Animal traction: an innovation being institutionalized, but still fragile.
The central Africa
savanna zone counts 265 000 draft animals (40 % farms equipped in Chad, 25% in Cameroon and 10%
in Central African Republic). The two oxen working system dominates. In Cameroon, 30% of working
animals are donkeys. Cotton companies have largely contributed to promote animal traction for cotton
and food crops. Animal energy is especially used for plowing, secondarily for maintenance operations and
transports. It allows mastering weeds, contributes to water management in the field and to soil fertility by
animal manure. Animal energy allows increasing cultivated area per farm and income diversification.
Until now, because of poor knowledge and lack of financial means, producers meet difficulties to own a
harness and to take profit of it. A range of support services was generated via projects and development
companies. Today, with the withdrawal of States, new actors emerge in this "market" (veterinarians,
blacksmiths, credit, farm advice...). Some have difficulties to supply the needs of producers, to release
enough profitability and are asking for support. Previously, the issues for research were technical. Today, it
is necessary to understand the institutional reconstruction, the evolution of needs, to support innovation
and to strengthen cooperation process between new actors.
This contribution was presented at the SOAS DONKEY CONFERENCE 2012. The author deals with the roles of donkeys and mules in Latin America and especially in the Andes after the arrival of the Spanish conquerors and he describes their importance for transport and their impact on economy and society.
BENEFITS OF WORKING EQUINE ANIMALS ON WOMEN’S LIVES IGNORED, FINDS NEW REPORT
It has found that working donkeys, horses and mules provide crucial support for women in developing countries but are being overlooked in international gender and livestock policy. The report Invisible Helpers was published by global animal welfare organisation the Brooke, which is calling for greater recognition of the role of working equine animals.

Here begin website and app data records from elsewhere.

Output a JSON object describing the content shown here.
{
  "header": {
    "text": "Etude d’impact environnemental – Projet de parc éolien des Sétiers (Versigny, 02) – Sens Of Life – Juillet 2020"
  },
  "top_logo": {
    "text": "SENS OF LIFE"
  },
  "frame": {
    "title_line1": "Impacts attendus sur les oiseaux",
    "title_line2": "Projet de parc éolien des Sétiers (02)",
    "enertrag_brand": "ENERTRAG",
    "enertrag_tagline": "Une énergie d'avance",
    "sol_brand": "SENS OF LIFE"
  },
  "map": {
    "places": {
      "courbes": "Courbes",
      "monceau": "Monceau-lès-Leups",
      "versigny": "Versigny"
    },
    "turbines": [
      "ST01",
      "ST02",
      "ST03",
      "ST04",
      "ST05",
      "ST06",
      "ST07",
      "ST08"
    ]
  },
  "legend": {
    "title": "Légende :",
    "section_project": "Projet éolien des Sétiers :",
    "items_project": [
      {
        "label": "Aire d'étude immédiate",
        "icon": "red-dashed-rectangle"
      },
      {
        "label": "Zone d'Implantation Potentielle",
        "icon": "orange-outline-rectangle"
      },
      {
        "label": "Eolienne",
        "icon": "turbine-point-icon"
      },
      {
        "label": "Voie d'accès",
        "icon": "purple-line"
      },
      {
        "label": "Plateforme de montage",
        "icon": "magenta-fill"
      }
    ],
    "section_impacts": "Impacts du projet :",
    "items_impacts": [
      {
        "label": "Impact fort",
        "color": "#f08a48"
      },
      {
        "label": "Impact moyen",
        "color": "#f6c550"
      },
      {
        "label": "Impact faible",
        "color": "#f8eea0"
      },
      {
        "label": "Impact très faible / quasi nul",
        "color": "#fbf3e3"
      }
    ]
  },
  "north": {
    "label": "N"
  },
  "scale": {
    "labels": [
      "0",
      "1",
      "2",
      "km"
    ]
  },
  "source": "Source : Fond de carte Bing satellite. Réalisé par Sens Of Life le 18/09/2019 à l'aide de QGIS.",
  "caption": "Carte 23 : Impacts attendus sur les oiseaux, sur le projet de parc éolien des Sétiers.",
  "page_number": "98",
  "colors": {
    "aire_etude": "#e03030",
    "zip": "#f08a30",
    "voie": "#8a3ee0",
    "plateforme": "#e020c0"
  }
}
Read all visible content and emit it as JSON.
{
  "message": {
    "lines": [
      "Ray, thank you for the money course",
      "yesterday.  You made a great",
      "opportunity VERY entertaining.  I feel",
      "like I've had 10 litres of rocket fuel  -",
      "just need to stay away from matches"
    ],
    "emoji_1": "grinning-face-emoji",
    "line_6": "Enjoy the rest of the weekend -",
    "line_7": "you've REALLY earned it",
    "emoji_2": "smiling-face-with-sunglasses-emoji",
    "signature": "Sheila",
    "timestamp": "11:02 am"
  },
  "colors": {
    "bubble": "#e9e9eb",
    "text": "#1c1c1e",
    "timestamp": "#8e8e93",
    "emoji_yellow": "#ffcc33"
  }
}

An estimated two thirds of poor livestock keepers – approximately 400 million people – are women, and working equine animals have rarely been considered in livestock research. The study aims to fill this gap by reporting the perspectives of women from equine owning communities themselves on the impact these animals have on their lives. The report is based on discussions with focus groups and individuals in Ethiopia, Kenya, India and Pakistan.
It found that working equine animals help to lessen the burden on women’s lives, providing a ‘support system’. Over three quarters of the groups (77%), including all of those in Kenya and India, ranked donkeys, horses and mules as the most important of all their livestock. They generate income, help with household chores, give women an increased social status and, importantly, help women collect food and water for other livestock.
Costa Rica, Nicaragua, El Salvador, Honduras and Guatemala very in size, in human population numbers
and in human population densities. Similarly they vary in the numbers of domestic animals. Cattle are
by far the most important species that produce meat and milk. Equines, especially horses are important
as transport animals. The contribution of livestock and their major edible products to the national
economies of all countries remains considerable in the range of 11 to 15 per cent. No data are available
on the value added to the economy by animals through providing energy for crop production and
transport of goods and people and it appears that this contribution is not included in any official
accounting system. Research on improving the output and contribution of work oxen to agriculture and
the economy as a whole has been limited and spasmodic. Most purported research on equines has been
related to welfare considerations including improved health and better systems of foot care and
harnessing. A small number of network operations support the use of oxen mainly for energy (draught
power) supply. Many international charitable foundations provide finance and expertise for improving
the welfare of horses (as well as donkeys and mules) but these are generally small scale and of limited
temporal duration. Oxen are use mainly to provide on-farm draught power but also are important in rural
transport operations. Horses supply services in both suburban and urban areas as riding animals, in
carriage work and to a more limited extent in providing other power applications.
Key words: work oxen, horses, animal welfare, animal nutrition, equine diseases.